▶ **Exercise directions**
Sort through the listing below and keep each line with the word "true". Copy those.

--

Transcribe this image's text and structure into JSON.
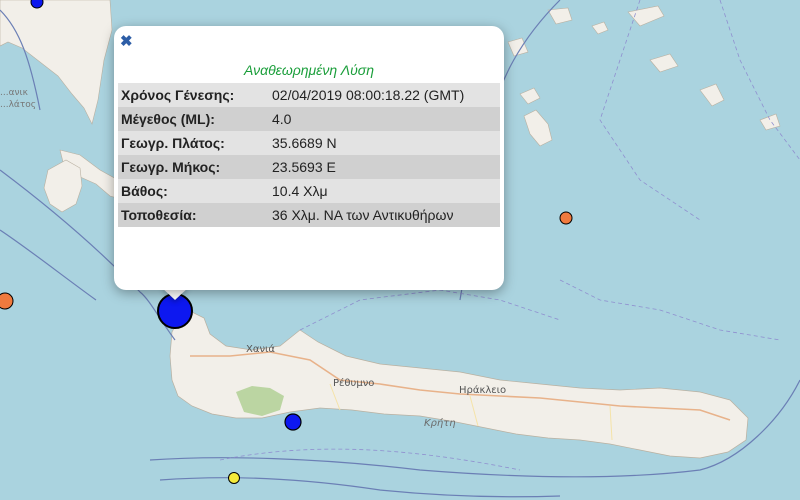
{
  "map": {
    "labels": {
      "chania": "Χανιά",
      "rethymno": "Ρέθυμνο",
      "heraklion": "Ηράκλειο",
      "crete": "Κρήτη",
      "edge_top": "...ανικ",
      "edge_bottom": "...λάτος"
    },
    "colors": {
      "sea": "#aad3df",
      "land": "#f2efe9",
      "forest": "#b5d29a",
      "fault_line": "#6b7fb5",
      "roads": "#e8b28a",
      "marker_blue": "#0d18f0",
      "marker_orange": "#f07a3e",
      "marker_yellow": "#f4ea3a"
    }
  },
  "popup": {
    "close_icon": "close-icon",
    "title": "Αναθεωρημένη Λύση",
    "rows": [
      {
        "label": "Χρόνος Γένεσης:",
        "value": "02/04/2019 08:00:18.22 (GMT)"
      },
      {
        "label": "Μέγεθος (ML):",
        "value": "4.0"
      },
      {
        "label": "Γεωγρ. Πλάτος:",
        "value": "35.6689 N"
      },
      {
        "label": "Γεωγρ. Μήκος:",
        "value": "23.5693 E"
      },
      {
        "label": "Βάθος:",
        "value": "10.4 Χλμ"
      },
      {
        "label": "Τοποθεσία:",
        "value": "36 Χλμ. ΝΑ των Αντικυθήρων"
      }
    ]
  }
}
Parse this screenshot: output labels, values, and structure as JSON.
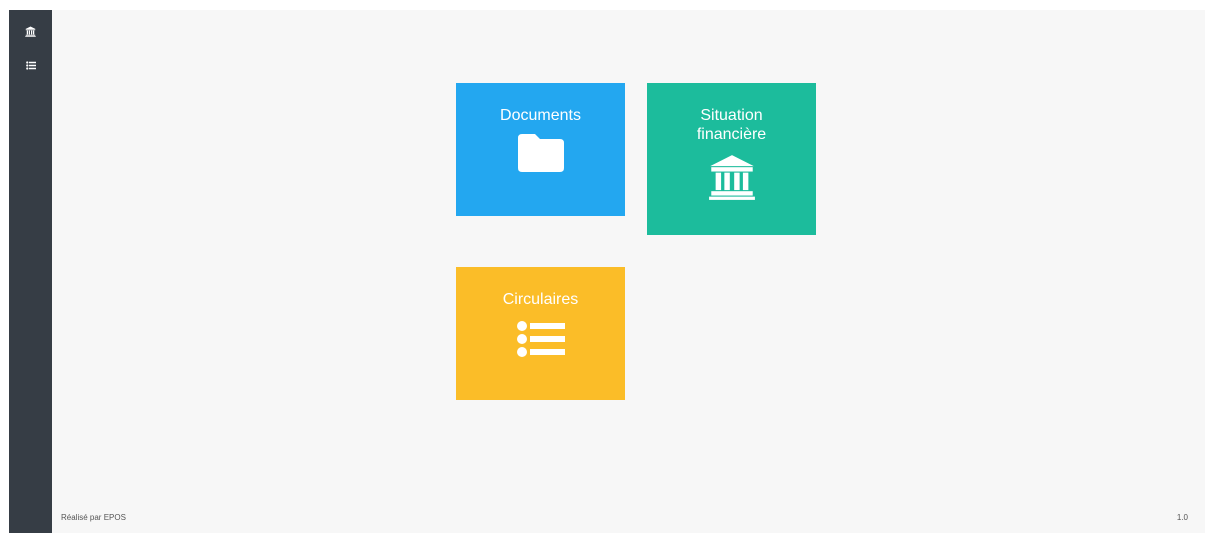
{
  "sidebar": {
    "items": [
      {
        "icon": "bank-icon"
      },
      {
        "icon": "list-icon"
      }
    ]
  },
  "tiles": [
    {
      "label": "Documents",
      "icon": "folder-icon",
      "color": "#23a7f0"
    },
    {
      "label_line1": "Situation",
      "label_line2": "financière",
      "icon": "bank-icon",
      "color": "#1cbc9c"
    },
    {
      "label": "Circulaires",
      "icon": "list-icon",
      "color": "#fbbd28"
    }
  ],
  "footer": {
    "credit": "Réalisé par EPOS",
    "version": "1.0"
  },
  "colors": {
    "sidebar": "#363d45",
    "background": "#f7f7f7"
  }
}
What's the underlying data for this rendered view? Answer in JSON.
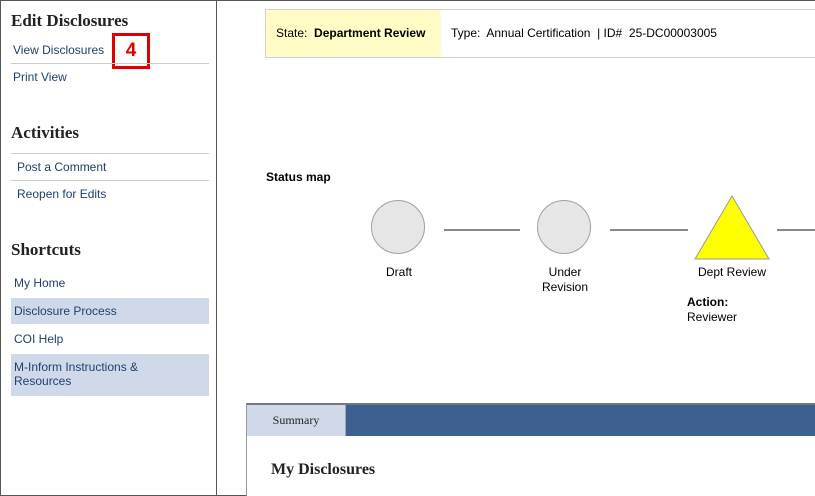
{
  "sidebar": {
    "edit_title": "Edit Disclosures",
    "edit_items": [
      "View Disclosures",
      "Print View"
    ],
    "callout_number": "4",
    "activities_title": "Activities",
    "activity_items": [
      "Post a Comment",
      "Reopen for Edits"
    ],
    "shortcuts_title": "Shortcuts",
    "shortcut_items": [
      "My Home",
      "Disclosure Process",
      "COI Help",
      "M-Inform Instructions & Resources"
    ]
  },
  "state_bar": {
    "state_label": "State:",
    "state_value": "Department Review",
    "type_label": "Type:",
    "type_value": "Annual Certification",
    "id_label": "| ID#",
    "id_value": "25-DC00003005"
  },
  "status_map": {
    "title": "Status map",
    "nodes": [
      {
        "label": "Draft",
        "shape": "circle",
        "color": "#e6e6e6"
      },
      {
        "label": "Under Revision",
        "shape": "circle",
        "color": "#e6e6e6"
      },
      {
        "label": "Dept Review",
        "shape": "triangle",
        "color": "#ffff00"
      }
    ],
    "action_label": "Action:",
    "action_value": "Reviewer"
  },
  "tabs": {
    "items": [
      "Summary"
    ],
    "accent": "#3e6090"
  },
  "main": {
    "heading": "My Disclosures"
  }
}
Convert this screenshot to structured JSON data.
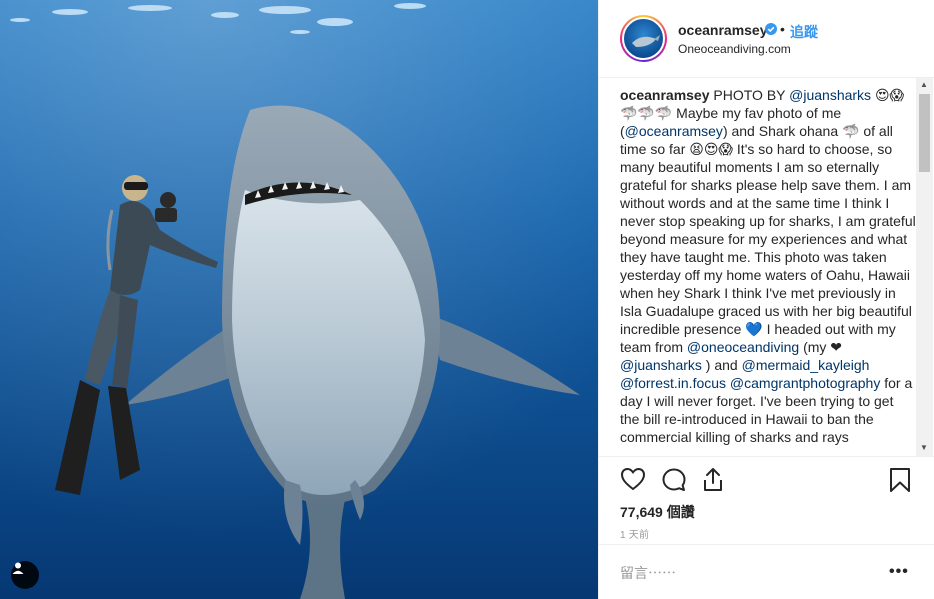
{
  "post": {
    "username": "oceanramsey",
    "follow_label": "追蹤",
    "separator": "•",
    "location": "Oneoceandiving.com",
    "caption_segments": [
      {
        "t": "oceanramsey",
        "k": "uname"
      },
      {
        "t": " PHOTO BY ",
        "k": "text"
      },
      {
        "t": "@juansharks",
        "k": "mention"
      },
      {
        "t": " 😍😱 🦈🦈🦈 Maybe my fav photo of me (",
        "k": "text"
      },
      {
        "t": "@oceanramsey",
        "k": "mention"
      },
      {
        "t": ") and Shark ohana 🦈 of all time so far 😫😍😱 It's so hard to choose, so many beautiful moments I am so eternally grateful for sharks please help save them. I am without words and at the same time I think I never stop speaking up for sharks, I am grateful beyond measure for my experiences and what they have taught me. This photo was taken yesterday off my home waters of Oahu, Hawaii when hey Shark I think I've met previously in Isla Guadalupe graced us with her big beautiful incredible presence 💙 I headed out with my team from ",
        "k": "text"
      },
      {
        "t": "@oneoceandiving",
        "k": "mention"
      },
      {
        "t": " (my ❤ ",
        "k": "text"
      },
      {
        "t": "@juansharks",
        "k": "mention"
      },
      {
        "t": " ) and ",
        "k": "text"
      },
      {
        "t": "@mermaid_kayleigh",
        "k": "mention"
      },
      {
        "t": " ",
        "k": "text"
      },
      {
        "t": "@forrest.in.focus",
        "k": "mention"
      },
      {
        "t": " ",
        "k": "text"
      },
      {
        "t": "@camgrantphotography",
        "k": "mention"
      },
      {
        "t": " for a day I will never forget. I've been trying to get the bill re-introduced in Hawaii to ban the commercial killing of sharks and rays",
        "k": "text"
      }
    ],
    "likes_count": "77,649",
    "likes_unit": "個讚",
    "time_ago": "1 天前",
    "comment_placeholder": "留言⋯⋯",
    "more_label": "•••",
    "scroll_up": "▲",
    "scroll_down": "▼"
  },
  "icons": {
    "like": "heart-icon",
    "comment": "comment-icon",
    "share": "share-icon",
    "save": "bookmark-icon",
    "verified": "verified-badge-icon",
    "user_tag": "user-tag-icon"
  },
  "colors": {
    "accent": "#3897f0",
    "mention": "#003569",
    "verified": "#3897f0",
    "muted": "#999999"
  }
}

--

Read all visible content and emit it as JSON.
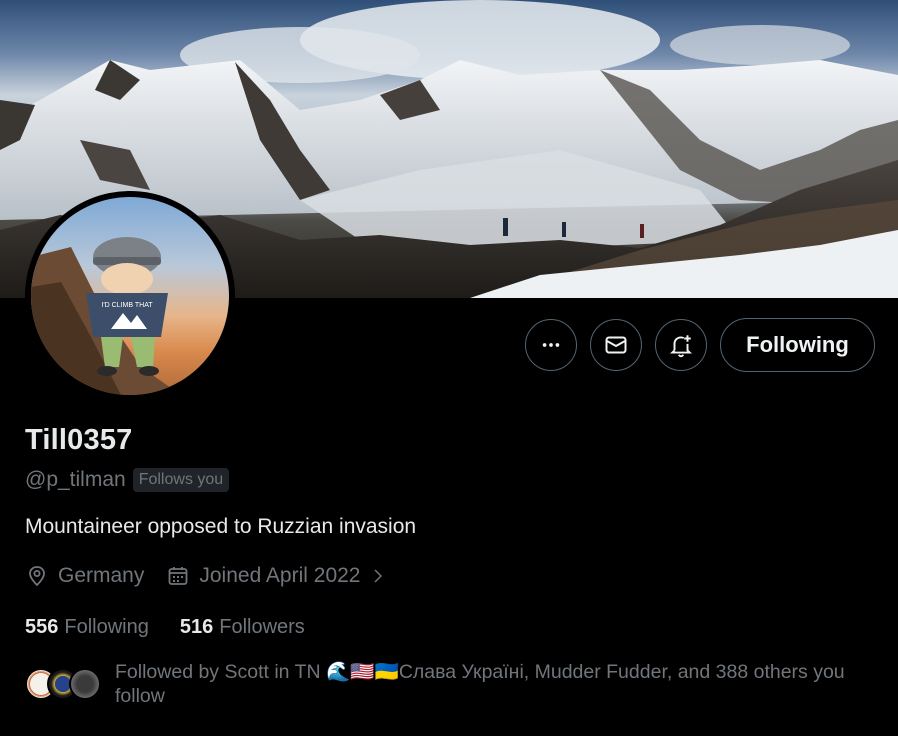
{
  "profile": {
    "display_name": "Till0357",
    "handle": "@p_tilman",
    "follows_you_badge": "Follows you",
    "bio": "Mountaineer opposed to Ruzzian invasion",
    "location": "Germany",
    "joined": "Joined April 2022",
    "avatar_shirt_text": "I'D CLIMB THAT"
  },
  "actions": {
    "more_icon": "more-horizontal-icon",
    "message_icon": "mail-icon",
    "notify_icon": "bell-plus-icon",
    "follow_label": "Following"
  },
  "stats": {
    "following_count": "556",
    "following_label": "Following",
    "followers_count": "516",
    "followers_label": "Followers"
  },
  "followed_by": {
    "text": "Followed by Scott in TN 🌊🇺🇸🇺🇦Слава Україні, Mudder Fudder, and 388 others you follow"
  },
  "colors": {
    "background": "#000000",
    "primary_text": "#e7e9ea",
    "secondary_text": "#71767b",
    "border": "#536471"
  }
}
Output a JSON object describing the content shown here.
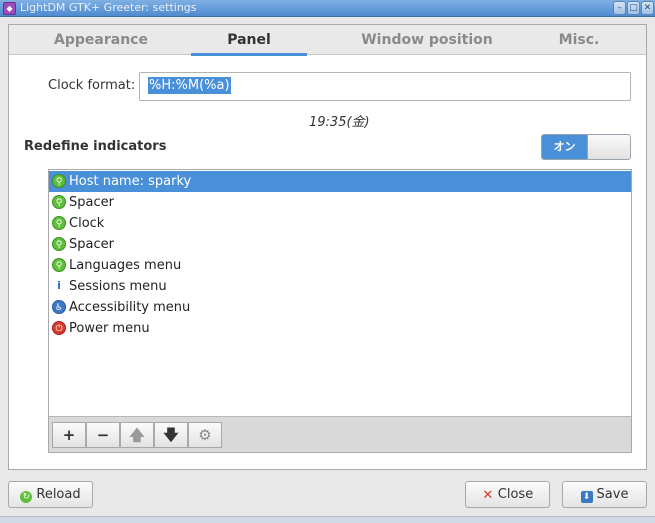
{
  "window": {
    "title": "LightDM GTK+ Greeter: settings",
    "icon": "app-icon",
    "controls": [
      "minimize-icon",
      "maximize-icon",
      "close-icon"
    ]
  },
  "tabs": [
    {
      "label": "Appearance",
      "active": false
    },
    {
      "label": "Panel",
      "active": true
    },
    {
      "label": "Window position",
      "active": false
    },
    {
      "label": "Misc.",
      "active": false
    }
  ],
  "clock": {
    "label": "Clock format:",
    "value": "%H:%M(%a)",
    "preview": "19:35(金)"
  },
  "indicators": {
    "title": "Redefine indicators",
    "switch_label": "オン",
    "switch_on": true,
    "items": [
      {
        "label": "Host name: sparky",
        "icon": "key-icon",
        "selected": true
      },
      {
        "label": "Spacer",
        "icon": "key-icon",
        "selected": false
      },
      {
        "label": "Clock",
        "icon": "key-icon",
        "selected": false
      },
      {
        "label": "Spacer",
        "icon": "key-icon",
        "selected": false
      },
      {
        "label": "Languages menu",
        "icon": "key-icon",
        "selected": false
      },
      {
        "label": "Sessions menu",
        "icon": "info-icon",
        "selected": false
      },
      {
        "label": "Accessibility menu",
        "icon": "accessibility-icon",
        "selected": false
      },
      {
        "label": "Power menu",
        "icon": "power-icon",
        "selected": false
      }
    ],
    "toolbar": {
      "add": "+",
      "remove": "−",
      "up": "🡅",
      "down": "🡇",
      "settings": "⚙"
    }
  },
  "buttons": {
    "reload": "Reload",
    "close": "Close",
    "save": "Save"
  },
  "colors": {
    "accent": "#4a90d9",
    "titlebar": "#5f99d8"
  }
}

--

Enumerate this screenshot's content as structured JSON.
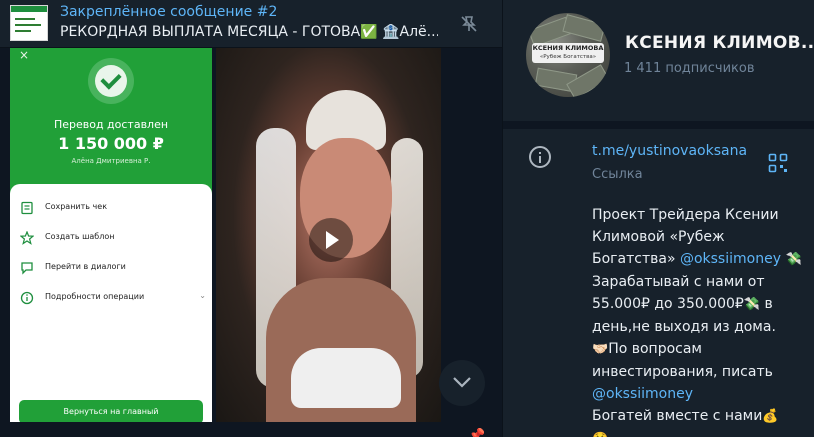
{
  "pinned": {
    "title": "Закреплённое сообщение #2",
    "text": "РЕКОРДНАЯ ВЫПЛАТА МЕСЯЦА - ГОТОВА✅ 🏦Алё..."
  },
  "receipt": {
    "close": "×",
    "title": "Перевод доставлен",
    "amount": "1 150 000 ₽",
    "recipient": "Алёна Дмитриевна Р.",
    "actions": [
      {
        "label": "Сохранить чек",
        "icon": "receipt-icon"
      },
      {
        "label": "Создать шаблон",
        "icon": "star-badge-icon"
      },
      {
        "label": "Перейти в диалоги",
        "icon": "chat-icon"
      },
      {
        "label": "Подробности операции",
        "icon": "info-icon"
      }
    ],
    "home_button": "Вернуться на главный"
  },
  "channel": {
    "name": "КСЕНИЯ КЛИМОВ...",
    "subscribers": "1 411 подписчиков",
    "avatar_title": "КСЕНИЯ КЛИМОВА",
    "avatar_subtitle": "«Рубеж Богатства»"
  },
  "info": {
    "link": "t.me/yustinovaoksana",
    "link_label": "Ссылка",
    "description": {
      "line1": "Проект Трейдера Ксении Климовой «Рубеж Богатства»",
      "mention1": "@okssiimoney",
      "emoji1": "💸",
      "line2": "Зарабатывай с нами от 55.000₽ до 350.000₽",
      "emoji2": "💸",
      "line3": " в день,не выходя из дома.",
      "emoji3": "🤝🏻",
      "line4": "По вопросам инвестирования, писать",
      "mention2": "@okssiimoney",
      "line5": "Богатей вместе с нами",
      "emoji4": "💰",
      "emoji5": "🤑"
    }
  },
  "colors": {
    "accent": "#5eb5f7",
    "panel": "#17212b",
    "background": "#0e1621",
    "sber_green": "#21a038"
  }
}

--

▶ **The answer**
      "active": true
    "switch_on": true,
        "selected": true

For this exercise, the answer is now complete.